In the data below, count every line that holds the string "voice" and reply with the number alone.

------ DATA IN THIS EXERCISE ------

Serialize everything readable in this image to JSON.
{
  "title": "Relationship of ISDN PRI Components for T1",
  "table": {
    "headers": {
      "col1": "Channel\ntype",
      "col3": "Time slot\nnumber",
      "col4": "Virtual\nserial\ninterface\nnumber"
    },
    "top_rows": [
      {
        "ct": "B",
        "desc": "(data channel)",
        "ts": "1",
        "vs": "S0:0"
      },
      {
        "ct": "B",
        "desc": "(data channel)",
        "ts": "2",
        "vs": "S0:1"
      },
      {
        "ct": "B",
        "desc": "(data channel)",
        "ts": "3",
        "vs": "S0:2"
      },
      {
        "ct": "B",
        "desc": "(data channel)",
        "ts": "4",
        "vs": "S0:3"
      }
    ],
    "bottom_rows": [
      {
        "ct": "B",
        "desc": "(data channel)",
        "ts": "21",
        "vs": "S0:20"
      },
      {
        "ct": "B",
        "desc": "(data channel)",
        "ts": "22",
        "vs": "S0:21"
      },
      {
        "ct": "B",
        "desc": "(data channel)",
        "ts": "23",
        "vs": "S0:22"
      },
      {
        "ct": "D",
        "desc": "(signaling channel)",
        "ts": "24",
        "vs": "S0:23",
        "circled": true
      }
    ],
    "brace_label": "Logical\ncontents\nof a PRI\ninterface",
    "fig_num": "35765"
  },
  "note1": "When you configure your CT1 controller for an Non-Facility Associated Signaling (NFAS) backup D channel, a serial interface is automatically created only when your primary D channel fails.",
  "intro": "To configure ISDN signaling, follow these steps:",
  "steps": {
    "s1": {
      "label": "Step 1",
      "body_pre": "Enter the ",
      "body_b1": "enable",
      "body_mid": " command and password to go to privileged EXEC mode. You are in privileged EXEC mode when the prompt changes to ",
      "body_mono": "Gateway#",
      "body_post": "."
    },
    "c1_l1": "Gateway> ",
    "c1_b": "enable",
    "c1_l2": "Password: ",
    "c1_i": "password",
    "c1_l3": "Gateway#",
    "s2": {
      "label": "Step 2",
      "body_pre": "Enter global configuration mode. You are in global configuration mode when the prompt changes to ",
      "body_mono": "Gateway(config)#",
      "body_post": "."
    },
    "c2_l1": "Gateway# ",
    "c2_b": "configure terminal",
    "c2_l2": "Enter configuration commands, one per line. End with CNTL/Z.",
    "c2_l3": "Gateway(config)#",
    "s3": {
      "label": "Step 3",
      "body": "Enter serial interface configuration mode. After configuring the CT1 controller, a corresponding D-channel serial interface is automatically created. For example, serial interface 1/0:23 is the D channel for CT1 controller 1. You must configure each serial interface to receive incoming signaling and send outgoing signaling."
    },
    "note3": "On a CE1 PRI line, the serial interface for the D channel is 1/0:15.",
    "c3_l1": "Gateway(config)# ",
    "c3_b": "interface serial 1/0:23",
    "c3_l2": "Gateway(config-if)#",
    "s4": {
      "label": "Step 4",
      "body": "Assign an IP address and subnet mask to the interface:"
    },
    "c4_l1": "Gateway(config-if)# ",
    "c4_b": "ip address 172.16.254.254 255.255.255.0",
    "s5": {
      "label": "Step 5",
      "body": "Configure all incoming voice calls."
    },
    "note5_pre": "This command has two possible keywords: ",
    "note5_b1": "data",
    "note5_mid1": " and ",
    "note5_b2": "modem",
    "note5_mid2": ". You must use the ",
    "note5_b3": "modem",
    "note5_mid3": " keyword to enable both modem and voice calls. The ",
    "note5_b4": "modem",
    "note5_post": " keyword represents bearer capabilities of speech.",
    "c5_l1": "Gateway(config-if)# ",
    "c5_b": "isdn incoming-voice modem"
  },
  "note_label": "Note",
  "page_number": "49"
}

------

### TASK OUTPUT
3